_Goal of the exercise:_
Write out each line below exactly as it appears.

***

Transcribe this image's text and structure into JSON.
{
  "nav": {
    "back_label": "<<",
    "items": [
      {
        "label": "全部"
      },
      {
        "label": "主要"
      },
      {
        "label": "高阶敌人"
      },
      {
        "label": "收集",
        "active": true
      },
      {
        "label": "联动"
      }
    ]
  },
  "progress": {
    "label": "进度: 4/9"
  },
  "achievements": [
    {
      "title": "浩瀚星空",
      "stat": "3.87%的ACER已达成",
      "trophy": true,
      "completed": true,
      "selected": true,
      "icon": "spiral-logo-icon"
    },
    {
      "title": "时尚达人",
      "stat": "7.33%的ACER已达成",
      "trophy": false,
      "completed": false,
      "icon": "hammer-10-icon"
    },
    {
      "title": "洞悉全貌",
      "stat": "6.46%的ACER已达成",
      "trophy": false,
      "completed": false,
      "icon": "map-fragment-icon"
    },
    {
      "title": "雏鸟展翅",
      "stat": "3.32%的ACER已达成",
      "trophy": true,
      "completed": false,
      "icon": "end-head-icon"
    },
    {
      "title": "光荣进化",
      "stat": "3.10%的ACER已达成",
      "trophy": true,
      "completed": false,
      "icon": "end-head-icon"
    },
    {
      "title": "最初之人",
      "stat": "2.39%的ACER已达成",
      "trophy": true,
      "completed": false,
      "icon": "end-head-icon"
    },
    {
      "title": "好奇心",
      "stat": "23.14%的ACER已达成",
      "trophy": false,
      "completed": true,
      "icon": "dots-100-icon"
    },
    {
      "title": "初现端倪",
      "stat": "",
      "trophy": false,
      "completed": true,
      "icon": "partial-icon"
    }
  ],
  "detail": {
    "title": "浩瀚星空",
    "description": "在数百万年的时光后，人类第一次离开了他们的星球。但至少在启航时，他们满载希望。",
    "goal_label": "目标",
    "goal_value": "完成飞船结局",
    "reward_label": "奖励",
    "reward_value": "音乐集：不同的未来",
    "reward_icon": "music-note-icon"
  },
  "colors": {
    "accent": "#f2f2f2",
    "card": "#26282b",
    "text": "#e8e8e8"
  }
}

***

_Completed task:_
Transcribe this image's text and structure into JSON.
{
  "nav": {
    "back_label": "<<",
    "items": [
      {
        "label": "全部"
      },
      {
        "label": "主要"
      },
      {
        "label": "高阶敌人"
      },
      {
        "label": "收集",
        "active": true
      },
      {
        "label": "联动"
      }
    ]
  },
  "progress": {
    "label": "进度: 4/9"
  },
  "achievements": [
    {
      "title": "浩瀚星空",
      "stat": "3.87%的ACER已达成",
      "trophy": true,
      "completed": true,
      "selected": true,
      "icon": "spiral-logo-icon"
    },
    {
      "title": "时尚达人",
      "stat": "7.33%的ACER已达成",
      "trophy": false,
      "completed": false,
      "icon": "hammer-10-icon"
    },
    {
      "title": "洞悉全貌",
      "stat": "6.46%的ACER已达成",
      "trophy": false,
      "completed": false,
      "icon": "map-fragment-icon"
    },
    {
      "title": "雏鸟展翅",
      "stat": "3.32%的ACER已达成",
      "trophy": true,
      "completed": false,
      "icon": "end-head-icon"
    },
    {
      "title": "光荣进化",
      "stat": "3.10%的ACER已达成",
      "trophy": true,
      "completed": false,
      "icon": "end-head-icon"
    },
    {
      "title": "最初之人",
      "stat": "2.39%的ACER已达成",
      "trophy": true,
      "completed": false,
      "icon": "end-head-icon"
    },
    {
      "title": "好奇心",
      "stat": "23.14%的ACER已达成",
      "trophy": false,
      "completed": true,
      "icon": "dots-100-icon"
    },
    {
      "title": "初现端倪",
      "stat": "",
      "trophy": false,
      "completed": true,
      "icon": "partial-icon"
    }
  ],
  "detail": {
    "title": "浩瀚星空",
    "description": "在数百万年的时光后，人类第一次离开了他们的星球。但至少在启航时，他们满载希望。",
    "goal_label": "目标",
    "goal_value": "完成飞船结局",
    "reward_label": "奖励",
    "reward_value": "音乐集：不同的未来",
    "reward_icon": "music-note-icon"
  },
  "colors": {
    "accent": "#f2f2f2",
    "card": "#26282b",
    "text": "#e8e8e8"
  }
}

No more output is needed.